App and web page records:
+ + + + +

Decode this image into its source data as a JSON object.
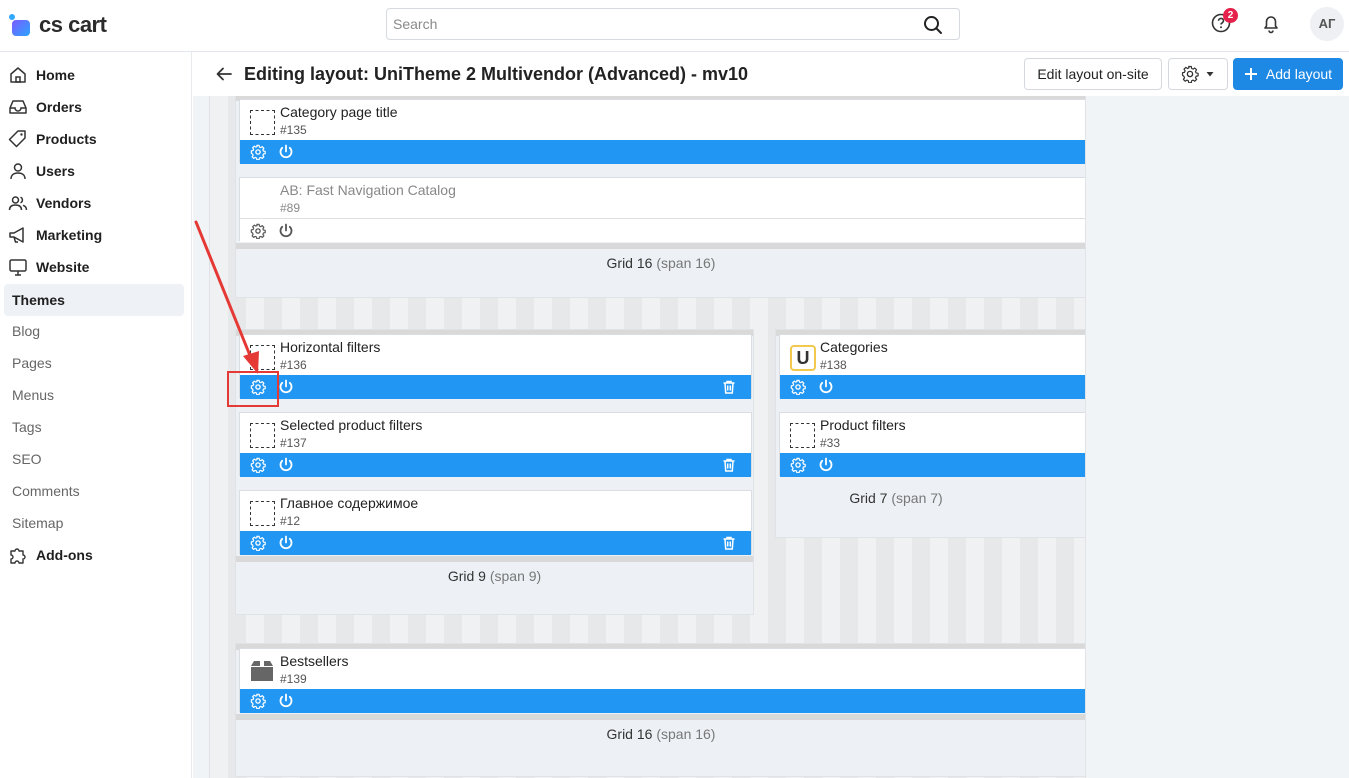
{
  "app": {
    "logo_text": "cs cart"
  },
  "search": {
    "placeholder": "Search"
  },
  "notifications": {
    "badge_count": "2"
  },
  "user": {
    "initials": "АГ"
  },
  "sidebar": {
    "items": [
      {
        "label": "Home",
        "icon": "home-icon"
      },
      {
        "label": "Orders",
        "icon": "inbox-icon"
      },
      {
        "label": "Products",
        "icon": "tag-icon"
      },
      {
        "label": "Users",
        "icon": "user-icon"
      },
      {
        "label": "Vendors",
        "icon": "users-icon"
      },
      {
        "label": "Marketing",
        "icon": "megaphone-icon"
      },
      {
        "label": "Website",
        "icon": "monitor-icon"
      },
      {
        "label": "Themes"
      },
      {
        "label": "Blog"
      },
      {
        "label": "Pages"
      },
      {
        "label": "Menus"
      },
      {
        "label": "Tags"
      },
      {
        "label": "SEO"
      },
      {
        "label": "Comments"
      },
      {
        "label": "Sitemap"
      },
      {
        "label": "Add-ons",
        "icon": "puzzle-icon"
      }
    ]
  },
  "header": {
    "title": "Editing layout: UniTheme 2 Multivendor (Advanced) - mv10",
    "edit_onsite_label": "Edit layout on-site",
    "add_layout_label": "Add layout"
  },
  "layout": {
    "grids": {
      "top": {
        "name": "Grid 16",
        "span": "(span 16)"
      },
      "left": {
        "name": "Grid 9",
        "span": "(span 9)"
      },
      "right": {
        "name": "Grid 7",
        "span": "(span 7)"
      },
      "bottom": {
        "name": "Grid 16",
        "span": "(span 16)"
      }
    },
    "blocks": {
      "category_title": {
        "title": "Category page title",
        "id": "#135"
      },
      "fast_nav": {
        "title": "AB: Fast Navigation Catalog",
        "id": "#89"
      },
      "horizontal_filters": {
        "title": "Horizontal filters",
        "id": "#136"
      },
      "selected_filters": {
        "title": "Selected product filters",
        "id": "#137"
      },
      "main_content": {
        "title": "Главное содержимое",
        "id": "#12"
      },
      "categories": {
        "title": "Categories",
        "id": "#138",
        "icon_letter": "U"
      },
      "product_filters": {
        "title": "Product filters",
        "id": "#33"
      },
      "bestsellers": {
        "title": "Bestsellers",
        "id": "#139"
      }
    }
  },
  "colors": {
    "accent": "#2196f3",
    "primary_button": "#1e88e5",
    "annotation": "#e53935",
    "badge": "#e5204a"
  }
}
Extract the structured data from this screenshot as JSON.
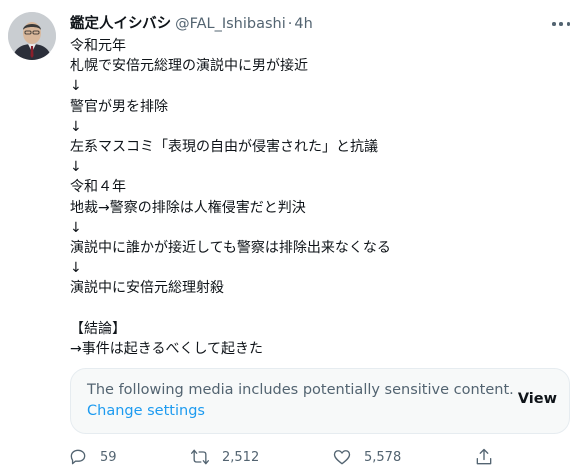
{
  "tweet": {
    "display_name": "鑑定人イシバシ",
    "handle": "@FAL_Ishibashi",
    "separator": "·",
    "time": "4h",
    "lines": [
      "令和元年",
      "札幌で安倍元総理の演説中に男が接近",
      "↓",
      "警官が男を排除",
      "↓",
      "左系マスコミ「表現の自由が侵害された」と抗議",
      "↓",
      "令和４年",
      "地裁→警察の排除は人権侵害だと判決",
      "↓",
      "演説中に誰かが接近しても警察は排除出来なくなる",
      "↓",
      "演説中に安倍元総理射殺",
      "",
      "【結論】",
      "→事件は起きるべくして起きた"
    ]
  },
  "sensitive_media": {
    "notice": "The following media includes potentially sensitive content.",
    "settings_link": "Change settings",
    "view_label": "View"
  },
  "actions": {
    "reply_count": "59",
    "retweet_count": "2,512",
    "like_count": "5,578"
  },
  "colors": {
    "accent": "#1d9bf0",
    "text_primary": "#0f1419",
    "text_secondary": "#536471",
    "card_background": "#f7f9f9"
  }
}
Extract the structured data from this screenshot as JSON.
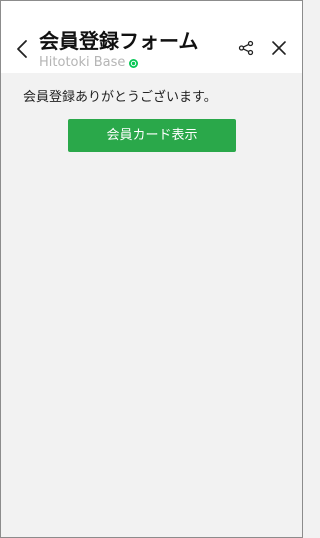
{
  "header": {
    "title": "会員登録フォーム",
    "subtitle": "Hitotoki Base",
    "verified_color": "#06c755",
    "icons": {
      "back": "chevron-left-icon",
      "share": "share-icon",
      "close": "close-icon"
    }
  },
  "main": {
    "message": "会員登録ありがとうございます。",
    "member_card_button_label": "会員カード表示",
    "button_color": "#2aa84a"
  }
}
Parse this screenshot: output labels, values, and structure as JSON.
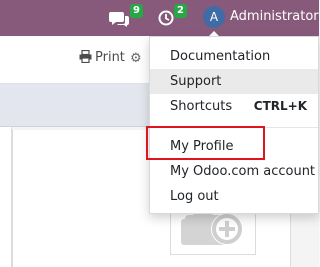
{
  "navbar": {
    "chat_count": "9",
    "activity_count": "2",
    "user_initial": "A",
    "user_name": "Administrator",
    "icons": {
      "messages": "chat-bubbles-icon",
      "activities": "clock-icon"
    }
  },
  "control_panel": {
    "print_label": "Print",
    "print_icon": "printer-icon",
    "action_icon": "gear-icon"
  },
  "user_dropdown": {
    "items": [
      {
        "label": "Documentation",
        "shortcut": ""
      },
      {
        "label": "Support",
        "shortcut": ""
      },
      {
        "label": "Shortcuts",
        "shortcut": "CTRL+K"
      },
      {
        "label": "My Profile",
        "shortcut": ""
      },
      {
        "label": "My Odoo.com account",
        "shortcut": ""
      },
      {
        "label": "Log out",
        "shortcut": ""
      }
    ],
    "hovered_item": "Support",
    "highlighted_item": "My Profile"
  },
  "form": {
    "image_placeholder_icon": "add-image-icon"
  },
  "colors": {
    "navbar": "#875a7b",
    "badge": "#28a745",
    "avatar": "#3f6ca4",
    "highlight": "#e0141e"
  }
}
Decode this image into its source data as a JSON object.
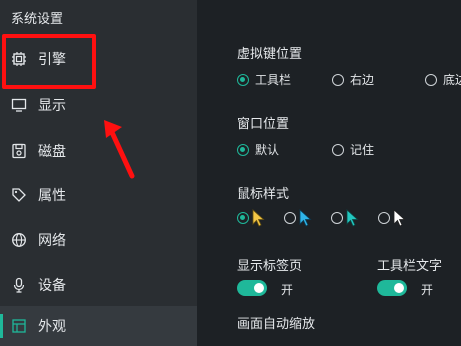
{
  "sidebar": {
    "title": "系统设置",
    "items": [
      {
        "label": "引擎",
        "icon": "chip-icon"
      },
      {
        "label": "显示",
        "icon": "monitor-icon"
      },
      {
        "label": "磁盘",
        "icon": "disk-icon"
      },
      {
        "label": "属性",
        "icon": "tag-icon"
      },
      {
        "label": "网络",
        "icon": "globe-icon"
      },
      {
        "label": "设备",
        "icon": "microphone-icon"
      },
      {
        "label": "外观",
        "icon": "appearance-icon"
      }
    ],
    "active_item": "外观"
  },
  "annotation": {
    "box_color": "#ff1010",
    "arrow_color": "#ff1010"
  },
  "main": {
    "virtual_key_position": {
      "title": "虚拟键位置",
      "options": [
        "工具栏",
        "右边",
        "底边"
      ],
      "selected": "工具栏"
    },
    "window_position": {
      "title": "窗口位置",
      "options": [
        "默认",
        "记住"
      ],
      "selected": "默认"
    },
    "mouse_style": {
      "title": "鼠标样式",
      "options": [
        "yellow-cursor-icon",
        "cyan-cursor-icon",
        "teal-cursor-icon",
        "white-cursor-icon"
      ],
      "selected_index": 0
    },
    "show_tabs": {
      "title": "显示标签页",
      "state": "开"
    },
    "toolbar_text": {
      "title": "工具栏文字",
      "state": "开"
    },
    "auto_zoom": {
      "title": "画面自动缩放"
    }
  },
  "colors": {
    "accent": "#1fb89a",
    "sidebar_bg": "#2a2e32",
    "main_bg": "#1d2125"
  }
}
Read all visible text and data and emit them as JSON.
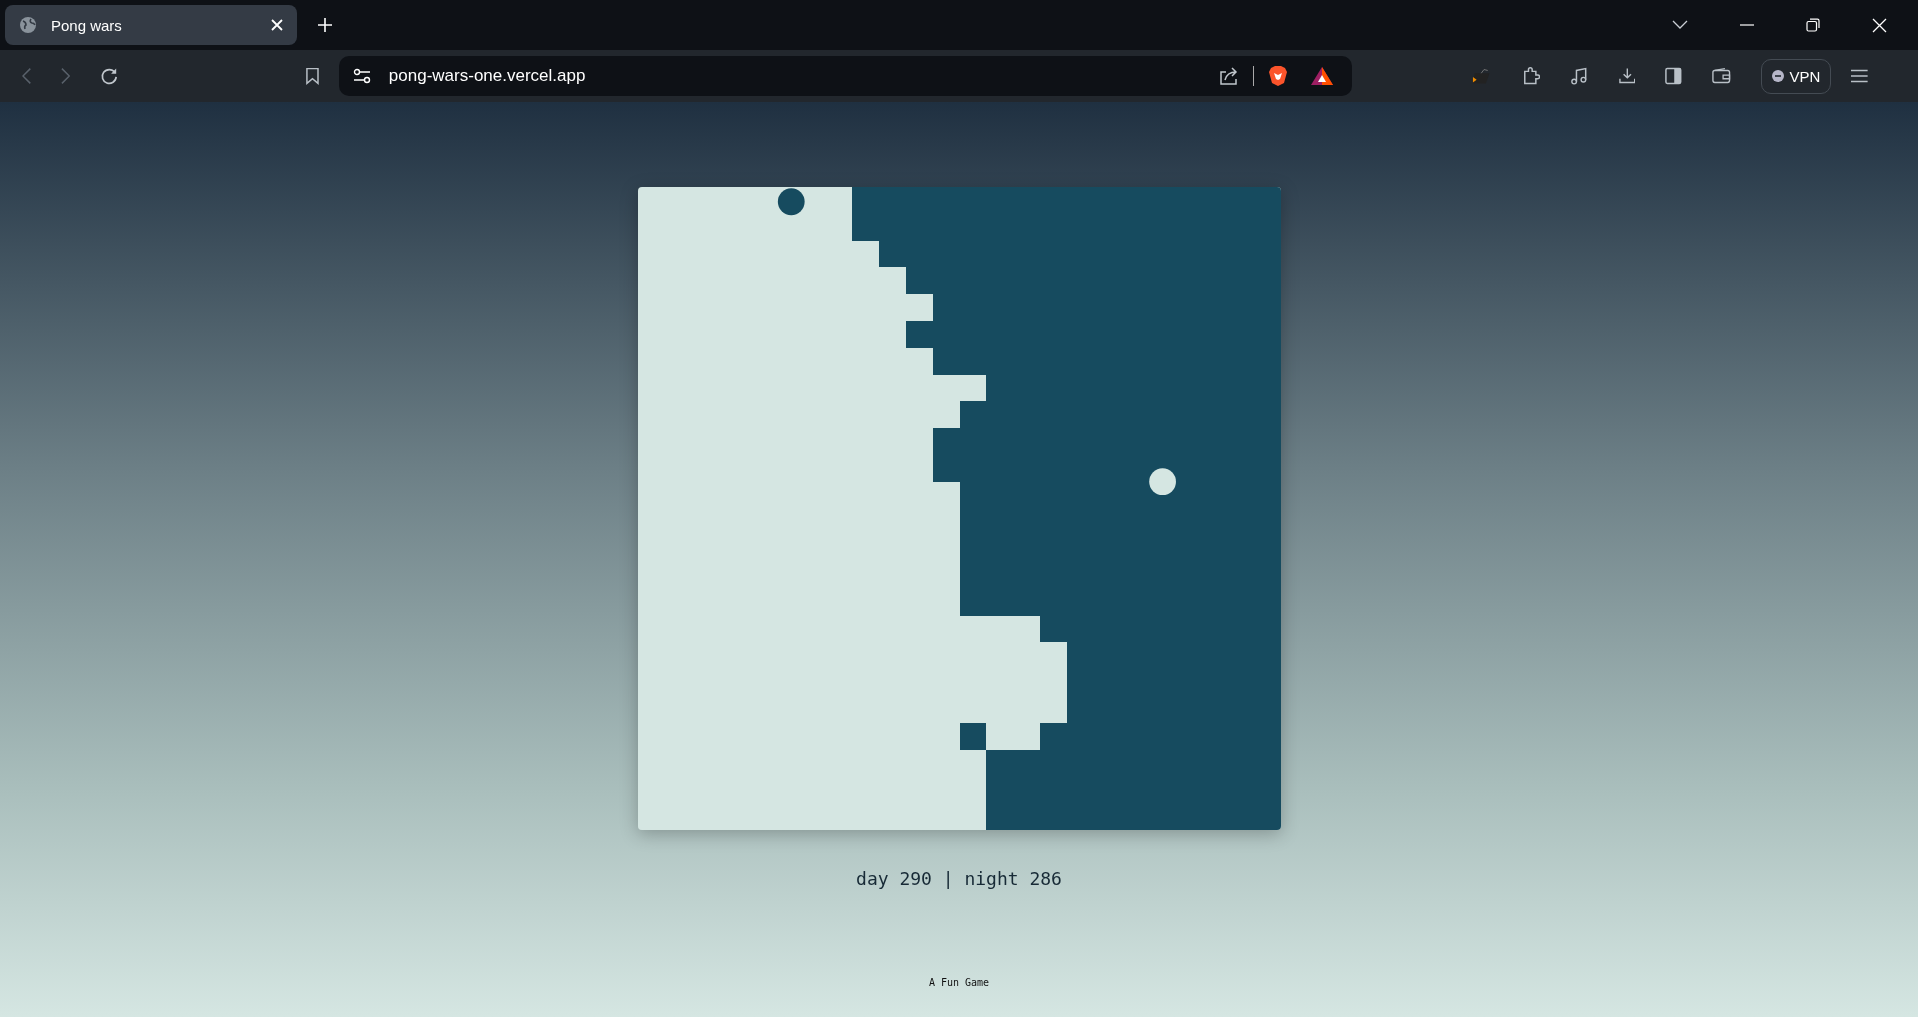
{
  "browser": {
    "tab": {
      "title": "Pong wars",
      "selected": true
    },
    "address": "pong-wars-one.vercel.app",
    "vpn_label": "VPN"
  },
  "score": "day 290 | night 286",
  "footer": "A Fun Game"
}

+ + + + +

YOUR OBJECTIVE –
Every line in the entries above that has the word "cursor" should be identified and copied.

ANSWER BELOW –
        "yellow-cursor-icon",
        "cyan-cursor-icon",
        "teal-cursor-icon",
        "white-cursor-icon"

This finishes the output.